Global Sources
EE Times-India
Stay in touch with EE Times India
 
EE Times-India > Embedded
 
 
Embedded  

TI targets medical apps with new devices

Posted: 13 Nov 2008     Print Version  Bookmark and Share

Keywords:RF solution  embedded processors  high voltage pulsers 

Establishing an effort to put semiconductors at the heart of medical electronics, Texas Instruments Inc. came out with three new offerings: a low power, single-chip RF solution for microcontroller-based applications working at sub-GHz rates, embedded processors for medical imaging applications, and a range of high voltage pulsers and switches targeted at compact ultrasound systems.

"Semiconductors are at a relatively early stage of being used fully in this sector, but many companies are now beginning to target medical electronics.

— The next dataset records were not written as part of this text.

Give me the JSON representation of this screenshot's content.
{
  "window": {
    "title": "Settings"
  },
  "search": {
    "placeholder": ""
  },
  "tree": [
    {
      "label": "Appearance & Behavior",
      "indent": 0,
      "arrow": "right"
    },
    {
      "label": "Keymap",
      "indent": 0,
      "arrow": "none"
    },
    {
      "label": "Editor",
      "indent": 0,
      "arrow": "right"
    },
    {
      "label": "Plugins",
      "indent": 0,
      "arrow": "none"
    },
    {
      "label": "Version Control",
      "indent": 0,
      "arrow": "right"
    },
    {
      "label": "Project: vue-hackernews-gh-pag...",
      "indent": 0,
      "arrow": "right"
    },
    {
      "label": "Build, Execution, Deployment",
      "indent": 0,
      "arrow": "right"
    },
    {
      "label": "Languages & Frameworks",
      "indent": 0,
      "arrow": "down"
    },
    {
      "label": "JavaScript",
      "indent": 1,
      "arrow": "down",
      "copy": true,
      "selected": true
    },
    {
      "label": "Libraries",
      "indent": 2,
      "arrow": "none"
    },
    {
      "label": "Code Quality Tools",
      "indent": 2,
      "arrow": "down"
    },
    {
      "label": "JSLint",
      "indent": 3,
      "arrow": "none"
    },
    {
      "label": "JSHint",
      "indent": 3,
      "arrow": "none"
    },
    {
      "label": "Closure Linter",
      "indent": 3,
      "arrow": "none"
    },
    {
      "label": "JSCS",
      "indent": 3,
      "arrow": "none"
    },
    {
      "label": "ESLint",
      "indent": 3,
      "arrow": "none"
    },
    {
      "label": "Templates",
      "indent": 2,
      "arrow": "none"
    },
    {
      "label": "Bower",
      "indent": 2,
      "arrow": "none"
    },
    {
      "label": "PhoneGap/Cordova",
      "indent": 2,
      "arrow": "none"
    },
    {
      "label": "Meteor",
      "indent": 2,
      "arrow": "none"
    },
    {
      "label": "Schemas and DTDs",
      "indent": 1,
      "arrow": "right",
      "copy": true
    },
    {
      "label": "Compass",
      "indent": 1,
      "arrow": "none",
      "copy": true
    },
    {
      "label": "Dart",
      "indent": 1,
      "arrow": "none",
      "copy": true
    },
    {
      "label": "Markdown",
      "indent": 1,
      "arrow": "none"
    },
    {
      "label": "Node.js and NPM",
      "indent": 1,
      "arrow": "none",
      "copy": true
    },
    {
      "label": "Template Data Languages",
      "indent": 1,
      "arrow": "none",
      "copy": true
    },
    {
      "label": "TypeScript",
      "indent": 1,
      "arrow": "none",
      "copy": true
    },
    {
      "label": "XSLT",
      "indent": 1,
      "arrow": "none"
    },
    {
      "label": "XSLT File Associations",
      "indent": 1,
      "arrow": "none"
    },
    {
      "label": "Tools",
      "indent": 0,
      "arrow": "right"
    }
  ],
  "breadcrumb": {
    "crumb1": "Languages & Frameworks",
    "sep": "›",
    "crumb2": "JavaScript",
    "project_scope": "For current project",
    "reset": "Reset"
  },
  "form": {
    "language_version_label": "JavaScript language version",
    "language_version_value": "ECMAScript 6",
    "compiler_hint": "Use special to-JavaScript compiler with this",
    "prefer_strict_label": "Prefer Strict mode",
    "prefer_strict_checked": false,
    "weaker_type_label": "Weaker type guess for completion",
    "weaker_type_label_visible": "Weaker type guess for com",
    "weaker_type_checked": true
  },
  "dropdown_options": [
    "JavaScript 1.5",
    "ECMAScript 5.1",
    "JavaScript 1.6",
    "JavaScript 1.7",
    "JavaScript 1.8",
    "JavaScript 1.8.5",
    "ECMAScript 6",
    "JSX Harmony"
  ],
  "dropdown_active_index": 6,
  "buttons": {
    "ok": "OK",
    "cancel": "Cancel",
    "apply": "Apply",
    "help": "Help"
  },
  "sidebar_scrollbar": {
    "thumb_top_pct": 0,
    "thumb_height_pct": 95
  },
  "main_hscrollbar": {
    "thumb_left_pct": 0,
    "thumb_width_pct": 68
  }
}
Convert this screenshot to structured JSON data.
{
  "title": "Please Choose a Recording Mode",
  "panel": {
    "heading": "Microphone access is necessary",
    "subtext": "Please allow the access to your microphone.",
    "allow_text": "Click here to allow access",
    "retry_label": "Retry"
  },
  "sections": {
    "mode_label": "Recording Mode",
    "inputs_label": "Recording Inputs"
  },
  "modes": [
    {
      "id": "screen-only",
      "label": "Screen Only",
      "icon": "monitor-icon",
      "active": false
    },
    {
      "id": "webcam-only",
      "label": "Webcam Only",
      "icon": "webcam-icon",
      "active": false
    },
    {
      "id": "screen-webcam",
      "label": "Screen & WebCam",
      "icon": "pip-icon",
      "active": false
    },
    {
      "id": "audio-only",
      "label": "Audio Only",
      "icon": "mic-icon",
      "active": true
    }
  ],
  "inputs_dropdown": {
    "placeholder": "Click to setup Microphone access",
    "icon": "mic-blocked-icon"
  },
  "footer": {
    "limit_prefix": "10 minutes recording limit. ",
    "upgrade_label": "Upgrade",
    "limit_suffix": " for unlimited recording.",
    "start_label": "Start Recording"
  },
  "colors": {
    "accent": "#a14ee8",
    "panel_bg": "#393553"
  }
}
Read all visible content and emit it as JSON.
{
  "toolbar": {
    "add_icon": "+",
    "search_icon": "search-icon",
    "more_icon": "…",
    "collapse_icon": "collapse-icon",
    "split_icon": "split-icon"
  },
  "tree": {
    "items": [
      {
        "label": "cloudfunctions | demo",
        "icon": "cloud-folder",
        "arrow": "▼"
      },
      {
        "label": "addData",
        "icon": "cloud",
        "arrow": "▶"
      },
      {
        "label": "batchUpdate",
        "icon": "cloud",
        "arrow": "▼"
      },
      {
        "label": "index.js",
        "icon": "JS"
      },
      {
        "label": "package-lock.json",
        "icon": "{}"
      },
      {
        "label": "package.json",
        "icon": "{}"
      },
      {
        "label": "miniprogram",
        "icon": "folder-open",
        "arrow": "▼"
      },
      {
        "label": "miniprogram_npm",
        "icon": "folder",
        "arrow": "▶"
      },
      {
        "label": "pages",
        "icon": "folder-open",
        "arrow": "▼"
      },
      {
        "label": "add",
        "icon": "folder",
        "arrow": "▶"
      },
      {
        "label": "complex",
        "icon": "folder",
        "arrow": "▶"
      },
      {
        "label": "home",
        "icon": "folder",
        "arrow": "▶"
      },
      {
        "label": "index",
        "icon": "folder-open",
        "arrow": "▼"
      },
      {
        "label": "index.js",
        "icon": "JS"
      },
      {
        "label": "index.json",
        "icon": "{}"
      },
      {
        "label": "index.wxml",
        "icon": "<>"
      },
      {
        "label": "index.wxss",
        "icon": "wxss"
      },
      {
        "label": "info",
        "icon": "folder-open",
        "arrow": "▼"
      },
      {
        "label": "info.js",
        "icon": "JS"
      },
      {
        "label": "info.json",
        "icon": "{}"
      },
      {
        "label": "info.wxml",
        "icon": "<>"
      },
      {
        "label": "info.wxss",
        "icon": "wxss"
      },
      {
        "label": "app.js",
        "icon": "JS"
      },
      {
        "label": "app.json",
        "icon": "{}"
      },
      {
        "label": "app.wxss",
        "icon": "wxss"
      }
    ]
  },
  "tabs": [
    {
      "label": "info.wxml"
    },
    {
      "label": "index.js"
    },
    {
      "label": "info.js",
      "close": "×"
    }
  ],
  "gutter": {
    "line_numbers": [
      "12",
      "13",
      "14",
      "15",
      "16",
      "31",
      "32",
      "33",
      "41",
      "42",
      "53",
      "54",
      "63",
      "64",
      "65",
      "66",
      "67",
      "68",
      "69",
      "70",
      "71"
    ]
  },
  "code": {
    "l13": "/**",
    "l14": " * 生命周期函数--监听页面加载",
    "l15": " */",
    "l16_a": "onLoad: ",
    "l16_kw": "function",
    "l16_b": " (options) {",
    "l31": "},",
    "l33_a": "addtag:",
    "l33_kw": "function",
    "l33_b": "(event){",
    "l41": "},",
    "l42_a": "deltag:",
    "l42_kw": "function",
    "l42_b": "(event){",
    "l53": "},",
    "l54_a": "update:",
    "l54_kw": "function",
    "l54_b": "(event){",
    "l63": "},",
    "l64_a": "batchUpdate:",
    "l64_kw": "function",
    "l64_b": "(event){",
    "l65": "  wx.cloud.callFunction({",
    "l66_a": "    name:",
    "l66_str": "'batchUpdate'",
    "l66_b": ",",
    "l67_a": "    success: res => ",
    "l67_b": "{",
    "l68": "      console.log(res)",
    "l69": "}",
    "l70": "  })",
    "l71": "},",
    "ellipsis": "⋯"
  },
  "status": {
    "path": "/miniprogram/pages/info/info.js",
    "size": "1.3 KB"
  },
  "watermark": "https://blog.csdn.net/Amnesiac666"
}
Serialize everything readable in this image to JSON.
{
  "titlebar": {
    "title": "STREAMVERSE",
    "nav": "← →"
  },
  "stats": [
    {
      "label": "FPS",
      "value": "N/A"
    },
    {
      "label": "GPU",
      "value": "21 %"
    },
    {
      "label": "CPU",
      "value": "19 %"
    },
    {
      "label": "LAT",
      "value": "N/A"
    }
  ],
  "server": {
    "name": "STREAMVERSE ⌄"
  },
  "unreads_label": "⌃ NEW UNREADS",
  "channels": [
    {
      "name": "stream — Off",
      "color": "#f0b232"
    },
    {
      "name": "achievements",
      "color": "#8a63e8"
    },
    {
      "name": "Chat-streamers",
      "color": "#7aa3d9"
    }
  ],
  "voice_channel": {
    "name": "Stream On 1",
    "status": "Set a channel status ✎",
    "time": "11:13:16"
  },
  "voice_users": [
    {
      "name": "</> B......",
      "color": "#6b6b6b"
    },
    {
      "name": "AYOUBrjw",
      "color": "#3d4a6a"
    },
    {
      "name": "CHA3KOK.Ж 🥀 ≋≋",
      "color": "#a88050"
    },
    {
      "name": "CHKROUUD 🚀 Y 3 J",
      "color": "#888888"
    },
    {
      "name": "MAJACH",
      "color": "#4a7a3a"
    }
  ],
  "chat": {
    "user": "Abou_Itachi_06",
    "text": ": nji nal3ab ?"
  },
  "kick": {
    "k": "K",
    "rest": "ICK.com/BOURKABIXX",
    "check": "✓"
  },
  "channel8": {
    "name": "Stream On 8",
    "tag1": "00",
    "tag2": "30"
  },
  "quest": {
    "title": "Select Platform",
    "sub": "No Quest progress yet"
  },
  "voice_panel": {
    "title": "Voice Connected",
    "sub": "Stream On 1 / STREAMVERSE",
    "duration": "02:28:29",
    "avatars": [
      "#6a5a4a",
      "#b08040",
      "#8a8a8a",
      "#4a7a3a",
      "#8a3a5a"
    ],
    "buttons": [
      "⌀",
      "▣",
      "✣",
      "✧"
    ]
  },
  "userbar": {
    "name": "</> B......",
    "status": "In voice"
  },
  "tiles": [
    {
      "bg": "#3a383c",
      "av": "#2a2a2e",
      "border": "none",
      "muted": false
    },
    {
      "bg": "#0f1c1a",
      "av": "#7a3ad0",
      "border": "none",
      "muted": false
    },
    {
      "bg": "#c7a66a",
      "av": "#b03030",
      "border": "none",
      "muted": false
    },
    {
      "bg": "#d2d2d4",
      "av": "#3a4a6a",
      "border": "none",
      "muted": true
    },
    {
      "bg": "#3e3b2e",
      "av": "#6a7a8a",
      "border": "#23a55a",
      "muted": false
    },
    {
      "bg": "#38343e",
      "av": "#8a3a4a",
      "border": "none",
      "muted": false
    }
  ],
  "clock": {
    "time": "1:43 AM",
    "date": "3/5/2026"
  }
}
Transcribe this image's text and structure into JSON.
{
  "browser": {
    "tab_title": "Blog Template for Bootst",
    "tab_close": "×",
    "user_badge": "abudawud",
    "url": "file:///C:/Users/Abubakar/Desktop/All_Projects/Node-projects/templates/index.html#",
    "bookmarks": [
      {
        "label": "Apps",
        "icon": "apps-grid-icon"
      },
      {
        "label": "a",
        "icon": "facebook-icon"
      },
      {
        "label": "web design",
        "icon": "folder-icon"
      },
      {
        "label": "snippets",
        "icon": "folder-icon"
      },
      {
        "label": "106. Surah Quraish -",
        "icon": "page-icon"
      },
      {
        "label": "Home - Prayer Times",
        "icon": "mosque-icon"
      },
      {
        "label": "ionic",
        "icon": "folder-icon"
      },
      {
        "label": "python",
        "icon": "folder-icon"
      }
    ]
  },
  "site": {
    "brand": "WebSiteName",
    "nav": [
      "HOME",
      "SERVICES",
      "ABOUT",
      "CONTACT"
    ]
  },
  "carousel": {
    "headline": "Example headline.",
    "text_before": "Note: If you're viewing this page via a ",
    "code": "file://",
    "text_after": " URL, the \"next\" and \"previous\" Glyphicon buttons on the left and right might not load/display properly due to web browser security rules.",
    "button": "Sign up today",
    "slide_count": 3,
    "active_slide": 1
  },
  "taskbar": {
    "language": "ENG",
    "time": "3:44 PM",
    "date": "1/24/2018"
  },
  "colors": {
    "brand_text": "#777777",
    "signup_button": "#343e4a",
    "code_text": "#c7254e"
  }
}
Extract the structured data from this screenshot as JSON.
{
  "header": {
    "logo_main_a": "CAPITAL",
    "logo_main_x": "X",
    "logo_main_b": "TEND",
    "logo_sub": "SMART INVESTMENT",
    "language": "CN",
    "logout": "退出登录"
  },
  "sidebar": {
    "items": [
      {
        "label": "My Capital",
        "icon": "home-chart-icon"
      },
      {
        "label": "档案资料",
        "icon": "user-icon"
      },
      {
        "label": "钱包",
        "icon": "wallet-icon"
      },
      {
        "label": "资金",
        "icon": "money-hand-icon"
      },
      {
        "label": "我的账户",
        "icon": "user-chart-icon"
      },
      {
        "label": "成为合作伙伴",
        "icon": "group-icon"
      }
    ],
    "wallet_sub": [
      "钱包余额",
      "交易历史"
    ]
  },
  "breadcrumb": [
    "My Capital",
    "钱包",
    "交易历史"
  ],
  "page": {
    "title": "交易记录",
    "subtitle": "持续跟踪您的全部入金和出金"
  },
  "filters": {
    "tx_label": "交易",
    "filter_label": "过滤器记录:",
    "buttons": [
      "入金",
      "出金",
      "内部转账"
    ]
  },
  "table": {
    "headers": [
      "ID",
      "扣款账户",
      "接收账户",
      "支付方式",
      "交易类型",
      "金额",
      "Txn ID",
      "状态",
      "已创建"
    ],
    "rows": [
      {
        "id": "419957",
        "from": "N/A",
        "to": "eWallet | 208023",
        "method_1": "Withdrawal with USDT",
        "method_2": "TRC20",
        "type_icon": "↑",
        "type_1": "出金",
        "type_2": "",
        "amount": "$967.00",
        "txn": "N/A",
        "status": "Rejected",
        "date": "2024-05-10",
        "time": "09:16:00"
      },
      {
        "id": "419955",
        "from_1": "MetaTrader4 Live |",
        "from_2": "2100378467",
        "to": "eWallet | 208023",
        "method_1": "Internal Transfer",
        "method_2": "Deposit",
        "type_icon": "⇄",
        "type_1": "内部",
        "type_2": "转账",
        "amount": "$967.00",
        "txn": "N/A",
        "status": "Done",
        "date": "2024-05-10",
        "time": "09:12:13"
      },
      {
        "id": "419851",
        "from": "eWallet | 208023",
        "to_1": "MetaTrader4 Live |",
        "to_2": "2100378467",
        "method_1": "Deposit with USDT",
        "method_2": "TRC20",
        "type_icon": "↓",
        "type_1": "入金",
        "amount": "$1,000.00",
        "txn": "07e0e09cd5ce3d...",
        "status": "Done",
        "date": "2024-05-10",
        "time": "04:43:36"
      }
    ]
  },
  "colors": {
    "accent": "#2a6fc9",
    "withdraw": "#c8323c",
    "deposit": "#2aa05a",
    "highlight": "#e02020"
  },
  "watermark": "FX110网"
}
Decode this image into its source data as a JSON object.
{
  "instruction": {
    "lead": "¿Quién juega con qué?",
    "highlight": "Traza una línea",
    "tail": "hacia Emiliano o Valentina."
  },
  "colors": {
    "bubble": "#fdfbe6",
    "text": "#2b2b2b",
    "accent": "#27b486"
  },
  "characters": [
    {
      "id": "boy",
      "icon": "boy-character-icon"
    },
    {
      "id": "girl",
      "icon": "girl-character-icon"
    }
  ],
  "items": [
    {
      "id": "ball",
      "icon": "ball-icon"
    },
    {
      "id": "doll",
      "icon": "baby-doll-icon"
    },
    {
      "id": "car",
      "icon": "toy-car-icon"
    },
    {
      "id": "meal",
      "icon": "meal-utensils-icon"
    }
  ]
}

We have a dedicated team looking at potential applications and have invested $15 million (Rs.75.05 crore) in the area, and have helped fund start-ups that are developing medical electronic systems and devices," said Gregg Lowe, senior vice president, analogue, at TI.

By reducing system complexity, shrinking package and PCB size by up to 50 per cent and making RF design easy, the proprietary CC430 platform helps advance applications including RF networking, energy harvesting, industrial monitoring and tamper detection, personal wireless networks and automatic metering infrastructure (AMI).

Initial devices in the range are based on TI's 16bit MSP430F5xx MCU and low power RF transceivers operating at sub-1GHz, which draws a low enough current to enable battery-operated wireless networking applications that operate without servicing for ten years or longer, says TI.

The first CC430 devices are monolithic with high integration to allow for a 50 per cent reduction in package and PCB space compared to two-chip solutions. TI suggests applications include smart hospital tracking systems that communicate patient or medical equipment information to a central location, as well as personal area networking between watches, pedometers, chest strap heart rate monitors and PC-based health and fitness analysis programs.

The first CC430 samples will be available in the first quarter of next year, with different versions and volumes scheduled for later in 2009.

The 15 dedicated embedded processors target medical imaging applications including ultrasound, computed tomography (CT), positron emission tomography (PET), magnetic resonance imaging (MRI), digital x-ray, optical coherence tomography (OCT) and other newly developed modalities. The processors range from high-performance multi-core devices to very low- power products that meet the imaging equipment manufacturers' needs.

And the TX734 series of integrated high-voltage pulsers and switches is specifically aimed at designers of compact ultrasound systems. The first in the family will be a quad-channel, high-voltage transmitter, specifically designed for portable to mid-range medical ultrasound systems.

TI says the range reduces board space by 50 per cent compared to discrete solutions, and its active damping feature improves pulse symmetry and second order distortion to achieve clearer images.

Active damping, also called fast clamping to ground, allows for a clean three-level return-to-zero (RTZ) waveform. This improves pulse symmetry and delivers low second order distortion of -40 dB. The active damping feature in the TX734 prevents noise from being injected into the transducer, which improves signal sensitivity by at least 5dBc, resulting in better image quality.

The TX734 integrates four channels of level translators, drivers, high-voltage output stage and active damping into a 64-pin, 9mm x 9mm QFN package.

The part will be sampling in January 2009, with evaluation modules the following month and volume production scheduled for Q4 09.

-John Walko
EE Times Europe





Comment on "TI targets medical apps with new dev..."
Comments:  
*  You can enter [0] more charecters.
*Verify code:
 
 
Webinars

Seminars

Visit Asia Webinars to learn about the latest in technology and get practical design tips.

 

Go to top             Connect on Facebook      Follow us on Twitter      Follow us on Orkut

 
Back to Top